That scene was no anomaly. When the Senior PGA was held at Bellerive in 2013, geezers got a similar welcome. When the 2008 BMW Championship and 2004 U.S. Senior Open graced Bellerive, it happened again, despite heavy rains and suffocating temperatures. When Nick Price won the PGA in 1992, the tournament shattered records for merchandise sales. When Player completed his Grand Slam by winning the 1965 U.S. Open at Bellerive, attendance was, again, unprecedented.

“St. Louis has a reputation of delivering, of punching above its weight class, if you will, and it’s well earned," said Matt Rapp, senior vice president of the PGA Tour. “And just as St. Louis delivers, the President’s Cup is going to deliver for St. Louis.”

The Presidents Cup will be played in late September, which promises pleasant temperatures and ergonomically favorable conditions for Bellerive. By 2030, its competitive record might look more contentious.

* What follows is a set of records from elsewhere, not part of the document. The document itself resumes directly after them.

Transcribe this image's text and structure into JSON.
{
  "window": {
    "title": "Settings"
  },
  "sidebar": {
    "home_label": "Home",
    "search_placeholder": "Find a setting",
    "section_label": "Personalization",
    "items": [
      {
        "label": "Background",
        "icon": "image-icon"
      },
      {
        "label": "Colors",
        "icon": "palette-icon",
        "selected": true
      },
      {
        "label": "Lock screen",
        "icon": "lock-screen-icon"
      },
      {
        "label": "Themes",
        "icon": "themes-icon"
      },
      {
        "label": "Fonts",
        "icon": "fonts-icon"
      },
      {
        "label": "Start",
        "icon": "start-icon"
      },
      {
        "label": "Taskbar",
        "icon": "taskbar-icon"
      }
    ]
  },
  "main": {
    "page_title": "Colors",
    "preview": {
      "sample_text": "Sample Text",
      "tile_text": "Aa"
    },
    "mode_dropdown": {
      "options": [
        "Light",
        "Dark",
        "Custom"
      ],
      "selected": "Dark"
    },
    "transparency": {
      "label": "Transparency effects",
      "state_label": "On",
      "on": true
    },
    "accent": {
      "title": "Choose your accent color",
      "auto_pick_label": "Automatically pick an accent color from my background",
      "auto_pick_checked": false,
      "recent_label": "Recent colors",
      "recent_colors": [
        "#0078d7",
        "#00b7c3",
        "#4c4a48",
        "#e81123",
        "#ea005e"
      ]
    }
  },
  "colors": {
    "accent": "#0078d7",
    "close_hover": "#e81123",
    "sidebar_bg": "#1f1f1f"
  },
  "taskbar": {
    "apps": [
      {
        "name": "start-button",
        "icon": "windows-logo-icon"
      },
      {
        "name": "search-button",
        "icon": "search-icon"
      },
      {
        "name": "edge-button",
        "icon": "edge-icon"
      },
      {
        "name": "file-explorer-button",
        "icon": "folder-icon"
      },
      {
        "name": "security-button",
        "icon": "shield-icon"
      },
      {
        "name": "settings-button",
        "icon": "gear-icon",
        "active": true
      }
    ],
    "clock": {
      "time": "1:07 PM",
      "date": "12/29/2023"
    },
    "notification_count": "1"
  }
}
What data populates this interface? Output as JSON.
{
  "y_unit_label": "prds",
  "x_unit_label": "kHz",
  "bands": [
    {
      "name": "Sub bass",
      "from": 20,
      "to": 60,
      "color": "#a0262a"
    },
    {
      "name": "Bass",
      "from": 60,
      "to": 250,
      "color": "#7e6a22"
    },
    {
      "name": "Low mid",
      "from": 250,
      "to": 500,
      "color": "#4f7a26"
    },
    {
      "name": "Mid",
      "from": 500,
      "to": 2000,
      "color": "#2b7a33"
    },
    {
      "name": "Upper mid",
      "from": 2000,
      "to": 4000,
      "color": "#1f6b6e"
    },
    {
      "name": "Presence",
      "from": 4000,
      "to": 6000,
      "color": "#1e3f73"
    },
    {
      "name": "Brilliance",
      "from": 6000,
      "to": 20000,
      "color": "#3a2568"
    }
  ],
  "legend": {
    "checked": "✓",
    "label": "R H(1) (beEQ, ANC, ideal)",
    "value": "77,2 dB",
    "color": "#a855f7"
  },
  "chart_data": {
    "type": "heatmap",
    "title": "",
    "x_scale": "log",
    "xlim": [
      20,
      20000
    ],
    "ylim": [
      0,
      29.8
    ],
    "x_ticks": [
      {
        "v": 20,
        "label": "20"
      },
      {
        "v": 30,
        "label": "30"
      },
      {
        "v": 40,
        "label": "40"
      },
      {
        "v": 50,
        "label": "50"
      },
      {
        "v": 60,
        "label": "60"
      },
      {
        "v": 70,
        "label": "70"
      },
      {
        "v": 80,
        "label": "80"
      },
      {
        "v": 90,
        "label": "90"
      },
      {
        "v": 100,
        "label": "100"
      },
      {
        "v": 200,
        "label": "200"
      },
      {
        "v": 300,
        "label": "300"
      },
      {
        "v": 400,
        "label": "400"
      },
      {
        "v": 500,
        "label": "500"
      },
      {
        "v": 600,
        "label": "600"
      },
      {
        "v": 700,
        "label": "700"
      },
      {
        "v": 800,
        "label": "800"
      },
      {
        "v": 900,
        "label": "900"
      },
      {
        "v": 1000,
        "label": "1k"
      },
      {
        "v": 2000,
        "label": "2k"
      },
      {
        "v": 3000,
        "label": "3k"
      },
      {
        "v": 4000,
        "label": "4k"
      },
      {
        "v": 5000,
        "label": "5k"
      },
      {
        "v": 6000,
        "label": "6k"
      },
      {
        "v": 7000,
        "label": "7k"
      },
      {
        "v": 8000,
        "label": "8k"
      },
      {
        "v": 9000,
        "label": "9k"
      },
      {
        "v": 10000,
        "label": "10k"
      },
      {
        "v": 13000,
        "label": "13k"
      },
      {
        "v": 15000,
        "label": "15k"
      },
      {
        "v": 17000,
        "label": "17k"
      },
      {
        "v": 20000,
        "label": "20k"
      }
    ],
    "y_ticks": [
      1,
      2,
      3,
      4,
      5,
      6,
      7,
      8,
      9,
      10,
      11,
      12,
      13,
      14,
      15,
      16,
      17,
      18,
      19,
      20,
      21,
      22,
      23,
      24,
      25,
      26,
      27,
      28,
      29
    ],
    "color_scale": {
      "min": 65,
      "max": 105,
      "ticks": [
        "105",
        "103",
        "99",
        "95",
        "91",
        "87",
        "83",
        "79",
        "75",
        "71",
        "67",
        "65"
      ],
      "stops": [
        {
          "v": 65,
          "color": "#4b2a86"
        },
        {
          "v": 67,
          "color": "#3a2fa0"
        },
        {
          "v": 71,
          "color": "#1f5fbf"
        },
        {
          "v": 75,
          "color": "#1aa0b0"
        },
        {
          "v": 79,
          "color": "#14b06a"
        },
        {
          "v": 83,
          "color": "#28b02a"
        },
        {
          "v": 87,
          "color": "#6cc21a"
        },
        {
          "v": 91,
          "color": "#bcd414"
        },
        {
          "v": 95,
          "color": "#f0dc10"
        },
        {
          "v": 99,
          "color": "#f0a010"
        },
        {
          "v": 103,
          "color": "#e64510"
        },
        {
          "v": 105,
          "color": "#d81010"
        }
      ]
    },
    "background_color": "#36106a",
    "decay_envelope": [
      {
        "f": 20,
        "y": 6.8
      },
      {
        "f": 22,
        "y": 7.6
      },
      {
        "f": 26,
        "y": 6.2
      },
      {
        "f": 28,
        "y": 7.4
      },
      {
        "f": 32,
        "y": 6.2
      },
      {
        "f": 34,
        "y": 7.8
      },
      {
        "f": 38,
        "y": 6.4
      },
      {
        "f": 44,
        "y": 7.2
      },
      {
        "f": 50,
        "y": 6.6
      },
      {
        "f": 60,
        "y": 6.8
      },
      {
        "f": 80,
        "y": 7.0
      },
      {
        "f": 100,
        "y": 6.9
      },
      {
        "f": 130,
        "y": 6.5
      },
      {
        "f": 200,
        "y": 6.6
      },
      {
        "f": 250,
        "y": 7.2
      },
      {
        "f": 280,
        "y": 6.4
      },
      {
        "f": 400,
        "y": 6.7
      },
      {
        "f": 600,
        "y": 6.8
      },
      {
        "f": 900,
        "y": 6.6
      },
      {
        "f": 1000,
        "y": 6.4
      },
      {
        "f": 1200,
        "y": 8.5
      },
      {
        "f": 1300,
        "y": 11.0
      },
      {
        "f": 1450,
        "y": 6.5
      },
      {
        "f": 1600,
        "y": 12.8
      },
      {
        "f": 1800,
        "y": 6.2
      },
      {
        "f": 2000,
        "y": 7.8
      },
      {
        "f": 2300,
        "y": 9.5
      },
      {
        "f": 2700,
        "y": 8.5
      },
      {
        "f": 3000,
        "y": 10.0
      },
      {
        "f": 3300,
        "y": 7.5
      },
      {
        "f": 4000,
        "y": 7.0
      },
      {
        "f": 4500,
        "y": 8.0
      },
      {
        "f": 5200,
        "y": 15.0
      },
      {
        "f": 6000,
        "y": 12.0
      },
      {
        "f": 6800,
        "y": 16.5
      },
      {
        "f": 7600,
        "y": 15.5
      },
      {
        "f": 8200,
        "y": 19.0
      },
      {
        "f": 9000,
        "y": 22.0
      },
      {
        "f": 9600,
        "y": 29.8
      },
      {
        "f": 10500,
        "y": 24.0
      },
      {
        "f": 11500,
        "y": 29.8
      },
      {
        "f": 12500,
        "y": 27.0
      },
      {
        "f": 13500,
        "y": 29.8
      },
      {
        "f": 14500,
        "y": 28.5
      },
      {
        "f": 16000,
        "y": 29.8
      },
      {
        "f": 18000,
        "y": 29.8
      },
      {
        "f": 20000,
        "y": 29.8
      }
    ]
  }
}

Truth is, it won’t matter.

As Cardinals president Bill DeWitt III points out, St. Louis is 24th in terms of the largest metropolitan market in Major League Baseball, but it regularly finishes top three in attendance. That’s because it’s not just about St. Louis proper.

“I think there’s a couple of little secrets,” he explained. “One is just, we love sports, that’s obvious. The other is if you think about geographic region … if you travel 200 miles in any direction … you’re in those regions where St. Louis is their big town.

“That’s Springfield (Ill.), Peoria (Ill.) and Cape Girardeau (Mo.), and those are Cardinals fans. I think you’ll see that in droves when we have the President’s Cup here."

Come 2030, the galleries will be gigantic in St. Louis, championship golf’s most underrated home. It’s a perfect fit.